1. The iron endowment of the newborn is proportional to the initial hemoglobin mass. This in turn depends upon the birth weight and initial hemoglobin level. The presence of low birth weight or decreased hemoglobin level in the first few days of life may identify infants with special iron requirements during the first 18 months of life.
2. It is recommended that the diet of normal term infants provide 1.0 mg/kg/day of iron by 3 months of age to a maximum intake of 15 mg/day. This requirement can be easily met by inclusion in the diet of appropriate amounts of foods which have been enriched with iron, such as infant cereals or milk formulas.
3. Infants with low birth weight and others with reduced iron endowment require as much as 2.0 mg of iron per kilogram per day beginning by 2 months of age. This amount of iron will not ordinarily be provided by the diet, even if iron-supplemented cereals are given. Attainment of these larger amounts requires the use of medicinal iron or iron-supplemented milk formula.

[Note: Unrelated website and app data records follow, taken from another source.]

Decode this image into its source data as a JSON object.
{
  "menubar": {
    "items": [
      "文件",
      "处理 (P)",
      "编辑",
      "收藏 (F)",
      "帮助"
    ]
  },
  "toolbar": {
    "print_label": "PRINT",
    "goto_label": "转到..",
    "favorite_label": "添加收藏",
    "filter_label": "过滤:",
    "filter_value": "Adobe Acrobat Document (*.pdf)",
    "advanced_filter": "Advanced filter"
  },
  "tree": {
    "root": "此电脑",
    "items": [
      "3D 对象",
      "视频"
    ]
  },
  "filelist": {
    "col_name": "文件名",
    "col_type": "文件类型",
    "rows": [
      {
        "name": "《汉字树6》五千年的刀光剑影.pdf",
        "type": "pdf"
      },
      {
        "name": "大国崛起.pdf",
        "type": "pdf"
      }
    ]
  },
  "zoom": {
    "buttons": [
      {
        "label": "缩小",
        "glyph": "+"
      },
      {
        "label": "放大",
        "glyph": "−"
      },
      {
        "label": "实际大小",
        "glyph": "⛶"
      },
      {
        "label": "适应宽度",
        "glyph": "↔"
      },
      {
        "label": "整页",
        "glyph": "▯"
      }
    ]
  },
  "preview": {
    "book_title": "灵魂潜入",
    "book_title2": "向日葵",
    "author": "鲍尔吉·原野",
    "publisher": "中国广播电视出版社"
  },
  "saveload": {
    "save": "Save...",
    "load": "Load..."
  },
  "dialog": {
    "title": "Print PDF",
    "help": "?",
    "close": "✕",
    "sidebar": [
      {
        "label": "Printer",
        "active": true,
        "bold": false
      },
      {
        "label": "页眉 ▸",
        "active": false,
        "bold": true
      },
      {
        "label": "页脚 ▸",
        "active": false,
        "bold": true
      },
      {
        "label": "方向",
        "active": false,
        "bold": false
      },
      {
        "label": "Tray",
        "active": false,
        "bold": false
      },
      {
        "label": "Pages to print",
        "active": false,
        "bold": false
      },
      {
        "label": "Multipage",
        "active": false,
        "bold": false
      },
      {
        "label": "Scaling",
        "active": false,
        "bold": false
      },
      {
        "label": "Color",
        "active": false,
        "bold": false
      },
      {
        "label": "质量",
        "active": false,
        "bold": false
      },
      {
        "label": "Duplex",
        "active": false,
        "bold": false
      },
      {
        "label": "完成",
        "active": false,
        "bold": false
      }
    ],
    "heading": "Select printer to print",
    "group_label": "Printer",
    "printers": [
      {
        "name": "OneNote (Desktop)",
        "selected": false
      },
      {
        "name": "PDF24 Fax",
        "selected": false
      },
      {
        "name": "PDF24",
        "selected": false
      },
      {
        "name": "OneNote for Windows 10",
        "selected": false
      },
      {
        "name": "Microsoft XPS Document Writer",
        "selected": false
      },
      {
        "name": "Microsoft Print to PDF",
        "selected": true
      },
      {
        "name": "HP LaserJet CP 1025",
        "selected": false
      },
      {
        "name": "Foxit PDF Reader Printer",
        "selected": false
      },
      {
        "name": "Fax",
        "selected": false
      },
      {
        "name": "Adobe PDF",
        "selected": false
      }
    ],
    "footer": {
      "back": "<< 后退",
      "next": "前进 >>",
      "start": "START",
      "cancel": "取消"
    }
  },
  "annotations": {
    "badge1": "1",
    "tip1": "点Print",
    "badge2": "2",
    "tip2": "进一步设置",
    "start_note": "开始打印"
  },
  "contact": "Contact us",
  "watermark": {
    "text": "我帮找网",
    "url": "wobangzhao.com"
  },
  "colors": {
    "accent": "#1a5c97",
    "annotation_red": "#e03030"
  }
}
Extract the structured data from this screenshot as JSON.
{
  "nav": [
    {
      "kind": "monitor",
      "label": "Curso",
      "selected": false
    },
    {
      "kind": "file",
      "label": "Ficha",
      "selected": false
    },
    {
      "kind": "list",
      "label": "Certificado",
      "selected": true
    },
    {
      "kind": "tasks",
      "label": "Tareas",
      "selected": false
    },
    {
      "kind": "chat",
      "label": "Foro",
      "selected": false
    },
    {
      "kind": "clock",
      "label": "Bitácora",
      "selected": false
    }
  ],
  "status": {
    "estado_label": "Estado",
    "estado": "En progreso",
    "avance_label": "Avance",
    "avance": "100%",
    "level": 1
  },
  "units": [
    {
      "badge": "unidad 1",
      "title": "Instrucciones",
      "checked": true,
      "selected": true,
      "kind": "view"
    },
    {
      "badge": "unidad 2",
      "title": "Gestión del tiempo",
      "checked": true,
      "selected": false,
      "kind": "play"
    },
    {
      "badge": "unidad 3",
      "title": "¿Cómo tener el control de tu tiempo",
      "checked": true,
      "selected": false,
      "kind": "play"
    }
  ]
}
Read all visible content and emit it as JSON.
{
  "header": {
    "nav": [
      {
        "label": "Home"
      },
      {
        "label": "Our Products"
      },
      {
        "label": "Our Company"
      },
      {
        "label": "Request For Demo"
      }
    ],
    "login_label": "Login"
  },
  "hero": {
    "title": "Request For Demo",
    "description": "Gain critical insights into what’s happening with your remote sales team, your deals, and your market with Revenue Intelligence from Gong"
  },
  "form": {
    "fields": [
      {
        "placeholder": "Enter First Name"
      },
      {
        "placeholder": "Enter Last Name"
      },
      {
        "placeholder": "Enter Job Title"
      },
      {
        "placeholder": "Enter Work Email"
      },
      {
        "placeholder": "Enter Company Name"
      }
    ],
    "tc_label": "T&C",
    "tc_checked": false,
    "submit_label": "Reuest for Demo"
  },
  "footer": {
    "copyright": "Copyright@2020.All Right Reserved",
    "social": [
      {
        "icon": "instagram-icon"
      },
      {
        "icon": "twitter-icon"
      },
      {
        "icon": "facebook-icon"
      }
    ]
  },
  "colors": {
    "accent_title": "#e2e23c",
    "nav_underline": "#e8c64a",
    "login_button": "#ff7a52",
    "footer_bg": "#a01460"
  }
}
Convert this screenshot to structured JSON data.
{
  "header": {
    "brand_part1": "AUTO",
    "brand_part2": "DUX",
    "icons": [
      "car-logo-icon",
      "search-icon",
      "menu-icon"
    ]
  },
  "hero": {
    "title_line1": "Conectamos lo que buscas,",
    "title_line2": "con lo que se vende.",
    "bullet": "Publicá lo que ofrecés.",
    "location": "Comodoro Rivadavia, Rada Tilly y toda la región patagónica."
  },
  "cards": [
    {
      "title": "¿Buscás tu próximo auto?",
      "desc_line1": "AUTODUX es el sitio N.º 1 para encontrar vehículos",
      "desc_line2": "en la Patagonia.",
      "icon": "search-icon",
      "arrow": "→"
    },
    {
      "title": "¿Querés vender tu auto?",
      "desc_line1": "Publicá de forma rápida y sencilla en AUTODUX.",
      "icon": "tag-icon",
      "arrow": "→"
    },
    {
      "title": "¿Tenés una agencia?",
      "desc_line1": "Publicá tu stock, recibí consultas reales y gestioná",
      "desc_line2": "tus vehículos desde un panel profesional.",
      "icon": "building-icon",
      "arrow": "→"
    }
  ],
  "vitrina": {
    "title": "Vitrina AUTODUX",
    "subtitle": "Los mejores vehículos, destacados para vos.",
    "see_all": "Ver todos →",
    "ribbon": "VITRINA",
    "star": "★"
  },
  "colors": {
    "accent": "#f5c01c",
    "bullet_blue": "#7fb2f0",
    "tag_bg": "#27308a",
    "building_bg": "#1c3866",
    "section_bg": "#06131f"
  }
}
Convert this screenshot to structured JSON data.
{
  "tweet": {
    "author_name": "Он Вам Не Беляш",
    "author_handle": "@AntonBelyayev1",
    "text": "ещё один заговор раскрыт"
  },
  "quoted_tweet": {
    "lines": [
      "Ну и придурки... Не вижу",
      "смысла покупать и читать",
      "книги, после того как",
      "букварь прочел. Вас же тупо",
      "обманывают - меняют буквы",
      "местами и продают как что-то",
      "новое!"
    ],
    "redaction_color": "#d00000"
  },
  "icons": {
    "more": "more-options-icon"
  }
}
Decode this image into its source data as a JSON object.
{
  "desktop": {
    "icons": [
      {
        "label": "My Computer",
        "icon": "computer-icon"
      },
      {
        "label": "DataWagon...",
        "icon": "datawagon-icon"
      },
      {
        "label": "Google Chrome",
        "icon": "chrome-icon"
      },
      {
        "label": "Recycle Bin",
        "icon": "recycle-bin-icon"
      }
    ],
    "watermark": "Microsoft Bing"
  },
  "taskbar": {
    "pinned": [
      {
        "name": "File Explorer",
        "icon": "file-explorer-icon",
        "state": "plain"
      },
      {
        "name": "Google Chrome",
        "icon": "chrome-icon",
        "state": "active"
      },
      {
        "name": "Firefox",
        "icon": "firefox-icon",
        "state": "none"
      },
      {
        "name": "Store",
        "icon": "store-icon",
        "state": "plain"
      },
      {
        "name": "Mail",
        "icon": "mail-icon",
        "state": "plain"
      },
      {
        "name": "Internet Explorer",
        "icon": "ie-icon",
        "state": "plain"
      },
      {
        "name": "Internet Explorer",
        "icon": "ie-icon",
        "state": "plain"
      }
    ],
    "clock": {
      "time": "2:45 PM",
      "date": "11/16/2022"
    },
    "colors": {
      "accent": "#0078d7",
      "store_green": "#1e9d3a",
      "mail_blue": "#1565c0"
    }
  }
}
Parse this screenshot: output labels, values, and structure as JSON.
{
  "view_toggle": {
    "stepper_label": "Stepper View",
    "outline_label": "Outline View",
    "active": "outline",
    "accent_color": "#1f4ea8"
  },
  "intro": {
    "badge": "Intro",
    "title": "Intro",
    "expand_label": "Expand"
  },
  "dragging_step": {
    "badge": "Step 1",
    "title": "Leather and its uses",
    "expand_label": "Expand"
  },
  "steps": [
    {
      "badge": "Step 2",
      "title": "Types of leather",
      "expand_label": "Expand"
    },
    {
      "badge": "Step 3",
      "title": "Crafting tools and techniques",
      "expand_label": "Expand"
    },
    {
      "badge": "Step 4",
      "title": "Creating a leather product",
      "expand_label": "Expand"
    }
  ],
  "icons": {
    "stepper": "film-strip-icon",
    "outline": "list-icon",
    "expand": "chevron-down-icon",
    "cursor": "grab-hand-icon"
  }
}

4. Attention should be directed to providing a variety of iron-enriched dietary staples to be used routinely for feeding American infants during the period of life from 3 to 18 months of age and to more precisely determining the best form of iron supplementation. At the present time iron fortified baby cereals and milk formulas are the iron supplemented foods most generally available. These are not utilized by the segments of the American population which have the greatest need for them.
- Copyright © 1969 by the American Academy of Pediatrics